The readiness to transform, to do things differently, to think differently is often overlooked and not considered. We often launch into incorporating new ways of working without necessarily considering whether those who will be a part of the change are ready to be. Are even willing to be. Not everyone likes to liquify, and some people need to get to know you first. Even the caterpillar take five run ups before it is ready to ‘enact the chrysalis’ and liquify. I think this state of readiness needs to be designed for. What are the expectations of the groups involved in the change, and how might we design the environment, the resources and starting conditions for transformation to succeed? How can we be empathic to their level of readiness?

Take the time to grow into the new

Once the liquification process is complete, and the caterpillar has become a butterfly within the cocoon, it emerges. Even at this point, after all the eating, shedding, liquification and transformation, it isn’t ready to fly yet. It needs to pump its wings full of fluid (from its abdomen) to inflate them to their right size. The size required for flight. When they reach that size, it exercises the flight muscles. Then, when the butterfly knows it now has the muscle strength to support it in flight, it takes off.

Often when we have ‘completed’ transformation (an oxymoron in a business context in my opinion) we believe the organisation is ready to fly. We then see cases where the organisation seems to rubber band back to ‘old’ more familiar ways of working. Post transformation, the new organisation needs time to get to the right size, to scale to a size that can sustain what it is there to do. It needs the opportunity to flex its new muscles (while still on the ground) so that it can build the pathways and infrastructure that support its new form. This may take the form of providing pilot cases that enable new ways of working to take shape and be practiced so they then gain traction and form new habits around them. These new habits can then be joined in different combinations to set up new patterns of work.

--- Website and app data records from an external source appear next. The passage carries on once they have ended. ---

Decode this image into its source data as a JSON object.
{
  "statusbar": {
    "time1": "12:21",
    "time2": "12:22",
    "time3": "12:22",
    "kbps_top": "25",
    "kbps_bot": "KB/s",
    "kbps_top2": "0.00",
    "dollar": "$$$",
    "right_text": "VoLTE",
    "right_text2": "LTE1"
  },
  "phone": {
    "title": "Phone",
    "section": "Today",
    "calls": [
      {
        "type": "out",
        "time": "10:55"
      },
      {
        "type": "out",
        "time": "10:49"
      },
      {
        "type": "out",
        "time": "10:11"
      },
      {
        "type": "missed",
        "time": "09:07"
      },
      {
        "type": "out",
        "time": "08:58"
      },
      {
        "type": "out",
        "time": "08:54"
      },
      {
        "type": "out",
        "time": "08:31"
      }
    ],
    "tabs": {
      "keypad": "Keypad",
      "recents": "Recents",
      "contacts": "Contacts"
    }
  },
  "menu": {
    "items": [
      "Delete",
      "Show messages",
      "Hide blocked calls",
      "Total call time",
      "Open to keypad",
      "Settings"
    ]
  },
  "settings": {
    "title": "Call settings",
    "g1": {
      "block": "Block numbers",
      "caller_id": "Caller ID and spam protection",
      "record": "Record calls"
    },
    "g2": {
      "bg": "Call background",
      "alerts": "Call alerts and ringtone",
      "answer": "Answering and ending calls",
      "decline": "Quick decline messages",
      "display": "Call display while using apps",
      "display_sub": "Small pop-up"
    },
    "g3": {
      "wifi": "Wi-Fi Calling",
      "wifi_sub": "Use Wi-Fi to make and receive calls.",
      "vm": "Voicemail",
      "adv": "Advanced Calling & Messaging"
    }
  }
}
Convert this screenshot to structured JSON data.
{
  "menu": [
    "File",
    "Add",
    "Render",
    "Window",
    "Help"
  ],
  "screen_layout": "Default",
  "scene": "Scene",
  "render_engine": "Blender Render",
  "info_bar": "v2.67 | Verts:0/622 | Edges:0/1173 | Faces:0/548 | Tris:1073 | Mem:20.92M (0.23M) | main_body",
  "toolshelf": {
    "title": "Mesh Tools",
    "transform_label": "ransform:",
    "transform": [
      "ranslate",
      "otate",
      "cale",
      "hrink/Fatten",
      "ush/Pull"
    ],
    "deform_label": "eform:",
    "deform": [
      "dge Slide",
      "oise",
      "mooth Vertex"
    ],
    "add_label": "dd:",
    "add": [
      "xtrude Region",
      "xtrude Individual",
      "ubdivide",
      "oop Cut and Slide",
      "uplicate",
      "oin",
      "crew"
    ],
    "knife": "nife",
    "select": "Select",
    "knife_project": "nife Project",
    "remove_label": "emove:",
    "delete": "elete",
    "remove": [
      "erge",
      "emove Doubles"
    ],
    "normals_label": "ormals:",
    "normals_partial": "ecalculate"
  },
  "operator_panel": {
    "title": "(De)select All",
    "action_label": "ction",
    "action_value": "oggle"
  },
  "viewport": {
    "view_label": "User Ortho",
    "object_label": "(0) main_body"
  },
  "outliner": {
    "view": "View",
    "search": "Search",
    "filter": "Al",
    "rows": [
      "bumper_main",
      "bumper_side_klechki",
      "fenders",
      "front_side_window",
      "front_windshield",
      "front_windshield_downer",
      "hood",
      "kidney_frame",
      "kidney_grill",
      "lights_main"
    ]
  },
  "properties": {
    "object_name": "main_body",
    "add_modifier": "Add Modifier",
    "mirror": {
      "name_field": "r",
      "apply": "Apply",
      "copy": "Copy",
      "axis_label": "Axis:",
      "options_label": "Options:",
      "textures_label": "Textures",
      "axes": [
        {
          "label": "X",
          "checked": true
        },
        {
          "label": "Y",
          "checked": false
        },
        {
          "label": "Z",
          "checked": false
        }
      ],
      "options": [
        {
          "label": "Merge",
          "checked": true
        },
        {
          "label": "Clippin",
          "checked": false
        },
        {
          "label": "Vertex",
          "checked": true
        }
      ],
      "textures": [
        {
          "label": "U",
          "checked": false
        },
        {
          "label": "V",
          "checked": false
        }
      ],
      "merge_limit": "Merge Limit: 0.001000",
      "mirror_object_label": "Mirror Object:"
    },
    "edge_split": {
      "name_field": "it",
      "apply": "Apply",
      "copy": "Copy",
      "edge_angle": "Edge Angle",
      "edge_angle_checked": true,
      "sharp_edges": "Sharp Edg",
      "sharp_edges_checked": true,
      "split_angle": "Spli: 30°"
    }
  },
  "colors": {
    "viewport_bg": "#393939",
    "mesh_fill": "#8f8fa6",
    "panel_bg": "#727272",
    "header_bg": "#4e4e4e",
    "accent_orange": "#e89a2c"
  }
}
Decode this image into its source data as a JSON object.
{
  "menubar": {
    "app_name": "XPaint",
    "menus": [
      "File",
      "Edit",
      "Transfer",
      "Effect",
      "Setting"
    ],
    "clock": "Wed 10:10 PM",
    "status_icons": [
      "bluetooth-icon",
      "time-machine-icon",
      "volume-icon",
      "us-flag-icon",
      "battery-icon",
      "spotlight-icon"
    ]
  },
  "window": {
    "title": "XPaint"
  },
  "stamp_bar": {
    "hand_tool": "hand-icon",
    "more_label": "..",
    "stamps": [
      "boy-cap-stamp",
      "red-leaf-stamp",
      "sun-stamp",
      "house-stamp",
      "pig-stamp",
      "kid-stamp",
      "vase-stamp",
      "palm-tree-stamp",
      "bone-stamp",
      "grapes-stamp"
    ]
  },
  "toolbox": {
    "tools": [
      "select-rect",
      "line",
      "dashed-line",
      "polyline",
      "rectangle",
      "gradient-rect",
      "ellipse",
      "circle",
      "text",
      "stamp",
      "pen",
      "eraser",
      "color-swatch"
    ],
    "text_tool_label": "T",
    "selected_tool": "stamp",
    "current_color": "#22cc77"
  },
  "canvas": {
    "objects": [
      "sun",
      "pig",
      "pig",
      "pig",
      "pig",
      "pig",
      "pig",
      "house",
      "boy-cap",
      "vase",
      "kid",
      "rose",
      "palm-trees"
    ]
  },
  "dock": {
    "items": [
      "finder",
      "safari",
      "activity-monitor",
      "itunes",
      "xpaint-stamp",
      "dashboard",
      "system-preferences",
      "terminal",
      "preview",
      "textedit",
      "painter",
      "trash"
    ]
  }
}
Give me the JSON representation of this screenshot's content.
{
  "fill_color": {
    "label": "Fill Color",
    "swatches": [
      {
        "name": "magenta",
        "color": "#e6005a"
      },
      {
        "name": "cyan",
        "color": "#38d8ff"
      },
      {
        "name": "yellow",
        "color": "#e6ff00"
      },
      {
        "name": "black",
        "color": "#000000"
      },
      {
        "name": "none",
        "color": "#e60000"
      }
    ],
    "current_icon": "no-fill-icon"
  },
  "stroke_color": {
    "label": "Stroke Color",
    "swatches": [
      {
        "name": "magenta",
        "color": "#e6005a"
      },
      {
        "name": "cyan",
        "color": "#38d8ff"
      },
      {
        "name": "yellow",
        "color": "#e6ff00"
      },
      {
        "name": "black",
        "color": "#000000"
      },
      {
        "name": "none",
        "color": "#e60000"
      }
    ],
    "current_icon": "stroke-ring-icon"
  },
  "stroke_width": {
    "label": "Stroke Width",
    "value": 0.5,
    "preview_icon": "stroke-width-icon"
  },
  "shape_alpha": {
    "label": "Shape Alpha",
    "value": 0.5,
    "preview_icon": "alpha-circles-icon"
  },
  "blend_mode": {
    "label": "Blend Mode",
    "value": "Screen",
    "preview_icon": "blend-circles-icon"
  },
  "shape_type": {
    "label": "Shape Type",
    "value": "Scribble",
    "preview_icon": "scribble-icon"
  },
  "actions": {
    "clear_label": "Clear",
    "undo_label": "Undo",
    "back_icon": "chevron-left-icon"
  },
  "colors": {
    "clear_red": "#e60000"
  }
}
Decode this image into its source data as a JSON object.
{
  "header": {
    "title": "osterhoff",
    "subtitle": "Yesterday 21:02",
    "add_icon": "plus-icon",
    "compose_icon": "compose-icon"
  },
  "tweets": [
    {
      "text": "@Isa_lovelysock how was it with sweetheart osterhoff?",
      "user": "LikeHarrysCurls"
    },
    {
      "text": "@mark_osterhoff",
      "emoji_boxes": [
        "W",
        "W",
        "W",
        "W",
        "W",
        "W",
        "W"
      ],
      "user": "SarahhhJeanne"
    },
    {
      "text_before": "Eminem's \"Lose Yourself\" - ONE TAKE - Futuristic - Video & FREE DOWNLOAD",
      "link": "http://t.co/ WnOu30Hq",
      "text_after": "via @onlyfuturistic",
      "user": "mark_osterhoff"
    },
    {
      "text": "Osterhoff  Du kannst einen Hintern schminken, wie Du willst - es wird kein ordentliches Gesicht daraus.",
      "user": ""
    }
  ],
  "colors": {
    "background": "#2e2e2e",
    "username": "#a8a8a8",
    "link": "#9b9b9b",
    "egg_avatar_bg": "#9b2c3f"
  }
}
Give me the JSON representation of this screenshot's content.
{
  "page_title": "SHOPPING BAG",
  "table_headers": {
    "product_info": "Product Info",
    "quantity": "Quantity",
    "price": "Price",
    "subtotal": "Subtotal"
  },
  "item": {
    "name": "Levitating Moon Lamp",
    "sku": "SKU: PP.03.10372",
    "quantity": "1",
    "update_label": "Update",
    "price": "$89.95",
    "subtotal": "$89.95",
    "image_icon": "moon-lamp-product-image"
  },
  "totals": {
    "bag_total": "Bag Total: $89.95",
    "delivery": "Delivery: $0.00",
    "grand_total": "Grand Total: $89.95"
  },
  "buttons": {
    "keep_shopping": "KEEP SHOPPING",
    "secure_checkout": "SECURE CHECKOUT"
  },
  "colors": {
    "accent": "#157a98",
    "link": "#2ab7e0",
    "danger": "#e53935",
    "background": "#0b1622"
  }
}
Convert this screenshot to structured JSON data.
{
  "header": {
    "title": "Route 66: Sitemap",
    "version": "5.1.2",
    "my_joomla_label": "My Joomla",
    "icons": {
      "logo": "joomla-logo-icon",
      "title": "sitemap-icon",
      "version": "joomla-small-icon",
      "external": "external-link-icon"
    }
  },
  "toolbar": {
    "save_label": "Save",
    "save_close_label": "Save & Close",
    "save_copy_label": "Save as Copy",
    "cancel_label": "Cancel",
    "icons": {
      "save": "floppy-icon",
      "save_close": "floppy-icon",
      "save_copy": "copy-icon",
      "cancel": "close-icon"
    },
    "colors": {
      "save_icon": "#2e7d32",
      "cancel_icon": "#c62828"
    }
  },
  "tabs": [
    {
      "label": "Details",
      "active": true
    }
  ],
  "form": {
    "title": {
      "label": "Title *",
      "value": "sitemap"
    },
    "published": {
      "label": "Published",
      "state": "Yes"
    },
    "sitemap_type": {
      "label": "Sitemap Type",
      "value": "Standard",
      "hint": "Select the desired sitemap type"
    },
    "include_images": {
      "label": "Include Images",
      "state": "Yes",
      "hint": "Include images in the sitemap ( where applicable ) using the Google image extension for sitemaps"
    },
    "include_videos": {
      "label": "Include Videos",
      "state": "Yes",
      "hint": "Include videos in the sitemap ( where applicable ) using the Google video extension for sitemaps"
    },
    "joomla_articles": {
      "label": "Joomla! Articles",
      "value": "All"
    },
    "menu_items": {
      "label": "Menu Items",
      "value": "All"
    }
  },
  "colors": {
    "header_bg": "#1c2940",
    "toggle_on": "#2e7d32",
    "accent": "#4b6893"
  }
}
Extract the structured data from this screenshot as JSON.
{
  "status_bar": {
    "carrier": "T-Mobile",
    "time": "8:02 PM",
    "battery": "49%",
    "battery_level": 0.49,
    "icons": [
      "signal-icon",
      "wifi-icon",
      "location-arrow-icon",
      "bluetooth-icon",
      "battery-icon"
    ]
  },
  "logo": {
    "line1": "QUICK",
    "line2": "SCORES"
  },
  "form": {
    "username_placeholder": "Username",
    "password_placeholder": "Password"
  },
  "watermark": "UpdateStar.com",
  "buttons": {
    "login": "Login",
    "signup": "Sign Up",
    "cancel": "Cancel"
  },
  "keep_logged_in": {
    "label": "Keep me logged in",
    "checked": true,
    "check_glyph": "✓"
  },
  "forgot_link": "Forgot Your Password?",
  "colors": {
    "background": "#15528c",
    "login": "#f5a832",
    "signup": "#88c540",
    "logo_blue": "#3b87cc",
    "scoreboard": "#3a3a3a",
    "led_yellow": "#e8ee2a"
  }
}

There is much to learn from this caterpillar case study. By reflecting on this process of metamorphosis, we can see the deliberate and separate steps that exists to ensure the transformation takes hold and completes, just as nature intended.